MANITOULIN—Cambrian College is looking for a new batch of young, would-be entrepreneurs to take part in its Youth Entrepreneurship Development Initiative (YEDI for short), and get paid while doing it.
Have an idea for a business but aren’t sure how to get it off the ground? The YEDI program is seeking youth aged 18 to 30 to enroll in this virtual course which begins August 16, running until December 17. While gaining confidence, skills and making contacts, those in the course will also earn minimum wage.
Aline Taillefer, owner of Little Current’s The Island Jar, is the YEDI instructor. She explained to The Expositor that the first 10 weeks focus on business skills and business plan development. Students will flush out their business ideas and develop a concrete plan, learn about marketing, operations and management, accounting and bookkeeping, finances, customer services and will eventually present their business plan.
“The second half focuses on implementation—getting the pieces in place, then the actual launch,” Ms. Taillefer added, noting that she will be there for her students every step of the way.
So far there are six students signed up, but there are still six spots available.
The last intake of YEDI students produced a wide range of businesses that are now up and running: EstelleScapes, a landscaping business based in Wiikwemkoong and operated by Jessica Manitowabi; Manitoulin Designs proprietor Leah Broekema; Ty Hanninen’s Family Thyme Garden; Emily Hirtle runs Rose Gold Beauty; and Jon Bond’s new business is Mobile Shrink Wrapping.
“It’s pretty cool to see,” Ms. Taillefer noted.
While the program is open to those aged 18 to 30 only, other than that there are no stipulations, just that you come armed with a business idea.
Jessica Manitowabi of EstelleScapes told The Expositor that she studied golf course management but realized that she would like to translate those skills into a lawncare business. She enrolled in YEDI for the winter/spring program and called it “very useful.”
“We had a lot of guest speakers, resources, and they help you out with funds, too,” she shared, noting that with funds she gleaned from the program, she was able to have lawn signs, business cards and more made from Beacon Images in Tehkummah, and even uniforms with her business name too.

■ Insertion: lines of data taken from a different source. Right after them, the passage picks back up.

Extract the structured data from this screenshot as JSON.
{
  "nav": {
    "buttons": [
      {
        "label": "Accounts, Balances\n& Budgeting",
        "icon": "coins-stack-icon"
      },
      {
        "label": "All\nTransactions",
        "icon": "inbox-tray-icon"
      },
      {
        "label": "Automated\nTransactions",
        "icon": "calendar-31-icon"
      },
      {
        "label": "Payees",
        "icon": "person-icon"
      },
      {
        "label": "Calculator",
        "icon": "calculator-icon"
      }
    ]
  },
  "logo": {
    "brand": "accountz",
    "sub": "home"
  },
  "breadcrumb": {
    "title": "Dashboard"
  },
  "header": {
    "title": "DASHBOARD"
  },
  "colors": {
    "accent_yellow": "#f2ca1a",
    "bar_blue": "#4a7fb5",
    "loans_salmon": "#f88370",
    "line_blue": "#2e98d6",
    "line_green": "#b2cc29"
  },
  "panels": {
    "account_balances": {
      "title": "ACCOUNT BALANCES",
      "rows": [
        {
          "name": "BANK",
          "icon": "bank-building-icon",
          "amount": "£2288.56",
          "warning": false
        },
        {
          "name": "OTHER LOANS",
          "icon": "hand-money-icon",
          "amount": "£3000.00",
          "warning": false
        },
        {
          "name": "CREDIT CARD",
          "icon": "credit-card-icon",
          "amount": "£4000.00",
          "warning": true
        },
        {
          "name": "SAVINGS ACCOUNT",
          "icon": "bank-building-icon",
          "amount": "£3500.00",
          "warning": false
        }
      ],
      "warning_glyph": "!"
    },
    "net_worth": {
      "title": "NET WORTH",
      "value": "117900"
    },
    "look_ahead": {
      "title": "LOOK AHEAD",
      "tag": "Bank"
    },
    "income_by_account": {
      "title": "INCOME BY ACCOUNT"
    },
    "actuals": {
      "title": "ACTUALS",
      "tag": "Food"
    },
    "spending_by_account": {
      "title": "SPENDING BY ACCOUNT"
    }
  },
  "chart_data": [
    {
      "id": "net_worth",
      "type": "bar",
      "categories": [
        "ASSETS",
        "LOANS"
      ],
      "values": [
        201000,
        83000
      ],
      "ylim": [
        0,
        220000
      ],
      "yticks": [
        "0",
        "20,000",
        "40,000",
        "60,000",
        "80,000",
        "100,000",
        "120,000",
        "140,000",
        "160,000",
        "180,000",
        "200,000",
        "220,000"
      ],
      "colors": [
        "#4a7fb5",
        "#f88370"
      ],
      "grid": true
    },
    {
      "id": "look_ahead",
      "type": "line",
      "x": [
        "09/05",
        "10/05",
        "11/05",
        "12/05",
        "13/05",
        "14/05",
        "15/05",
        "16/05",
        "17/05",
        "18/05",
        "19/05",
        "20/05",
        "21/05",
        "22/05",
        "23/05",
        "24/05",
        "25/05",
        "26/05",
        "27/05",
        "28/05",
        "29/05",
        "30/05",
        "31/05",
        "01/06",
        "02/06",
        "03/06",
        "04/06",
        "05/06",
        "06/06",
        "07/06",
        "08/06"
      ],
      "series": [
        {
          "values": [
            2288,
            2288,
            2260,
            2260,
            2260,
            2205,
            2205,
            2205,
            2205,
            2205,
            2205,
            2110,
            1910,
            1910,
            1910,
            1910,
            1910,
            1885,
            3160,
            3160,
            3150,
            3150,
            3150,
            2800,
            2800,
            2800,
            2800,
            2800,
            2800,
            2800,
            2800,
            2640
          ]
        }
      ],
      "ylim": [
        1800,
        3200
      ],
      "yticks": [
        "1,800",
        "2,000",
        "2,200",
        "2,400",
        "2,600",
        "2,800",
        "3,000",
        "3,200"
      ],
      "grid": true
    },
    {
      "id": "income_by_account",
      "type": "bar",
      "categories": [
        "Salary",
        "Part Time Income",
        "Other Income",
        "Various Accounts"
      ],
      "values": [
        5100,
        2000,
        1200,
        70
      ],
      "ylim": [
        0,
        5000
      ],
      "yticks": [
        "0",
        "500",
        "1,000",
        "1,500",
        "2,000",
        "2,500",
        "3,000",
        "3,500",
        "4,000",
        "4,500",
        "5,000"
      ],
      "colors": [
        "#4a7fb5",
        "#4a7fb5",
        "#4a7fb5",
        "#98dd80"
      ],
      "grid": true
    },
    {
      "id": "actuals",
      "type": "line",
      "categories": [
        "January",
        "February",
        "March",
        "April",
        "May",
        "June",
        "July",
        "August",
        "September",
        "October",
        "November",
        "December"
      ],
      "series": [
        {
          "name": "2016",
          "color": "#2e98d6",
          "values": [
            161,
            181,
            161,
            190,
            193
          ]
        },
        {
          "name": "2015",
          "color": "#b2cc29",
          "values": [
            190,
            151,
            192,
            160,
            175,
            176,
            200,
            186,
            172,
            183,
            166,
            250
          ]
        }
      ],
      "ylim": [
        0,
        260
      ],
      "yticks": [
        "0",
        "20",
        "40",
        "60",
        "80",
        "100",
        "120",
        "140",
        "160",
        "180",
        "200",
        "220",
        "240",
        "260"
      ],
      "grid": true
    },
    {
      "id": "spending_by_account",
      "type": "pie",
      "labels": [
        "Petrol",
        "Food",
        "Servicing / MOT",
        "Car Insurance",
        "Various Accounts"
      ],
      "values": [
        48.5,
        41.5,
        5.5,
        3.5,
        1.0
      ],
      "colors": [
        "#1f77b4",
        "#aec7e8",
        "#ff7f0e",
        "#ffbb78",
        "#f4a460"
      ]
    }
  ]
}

Ms. Manitowabi launched EstelleScapes (a play on her middle name) and so far, “it’s going really well. I’m getting calls every day. I have a few regular clients and a few community jobs too. I’m pretty busy every day.”
For the time being, EstelleScapes will be based in Wiikwemkoong, but she hopes to expand, obtain another truck, trailer and more equipment to reach more of the Island in the future.
Ms. Manitowabi admitted to feeling doubtful a few times during the course, but her advice for all those entrepreneurs out there is to “stick with it and don’t give up. It’s going to be hard, but you can’t give up now,” she added. “I’m getting busy and know it was worth it.”
Leah Broekema had a contract with Central Manitoulin and Billings to help execute its Digital Main Street funding, helping businesses get online. When that contract wrapped up, Central Manitoulin economic development officer Marcus Mohr encouraged her to sign up for YEDI as he knew she had an intertest in design, especially following the success of the Manitoulin-themed door mats she created as a way to while away the pandemic.
Ms. Broekema is a graduate of the University of Guelph with a focus on child, youth and family services and moved to Manitoulin to be with her boyfriend. And after graduating from the YEDI, Ms. Broekema has registered with Cambrian College this fall to study business.
Ms. Broekema said that, despite using Zoom, all of the young entrepreneurs connected really well.
A highlight of the course was a YEDI version of Dragon’s Den where the students had to pitch their business idea to a panel of businesspeople with actual money up for grabs, up to $1,000. She managed a cool $300 for her efforts. She noted that the course also covered the cost of getting a business licence, which is part of the program.
The official launch of Manitoulin Designs, which features her signature doormats, plus keychains with such Island landmarks as the Chi-Cheemaun and swing bridge, stickers and general “touristy stuff,” was held at the busy Kagawong Market where she has a table every Wednesday. Ms. Broekema also created a website as part of her business launch.
Ms. Broekema says anyone with an idea should sign up. “My advice is to just do it. It was a great experience. I made a lot of great connections and there’s no major pressure. If you’re unsure of your plan, they help.”
“It’s hard, it’s scary, but you can do it,” Ms. Broekema said of pursuing your dreams.
The course begins on August 16 and runs through December 17 from Monday to Friday, 9 am to 3 pm. To register, contact firstname.lastname@example.org or call 705-368-3194.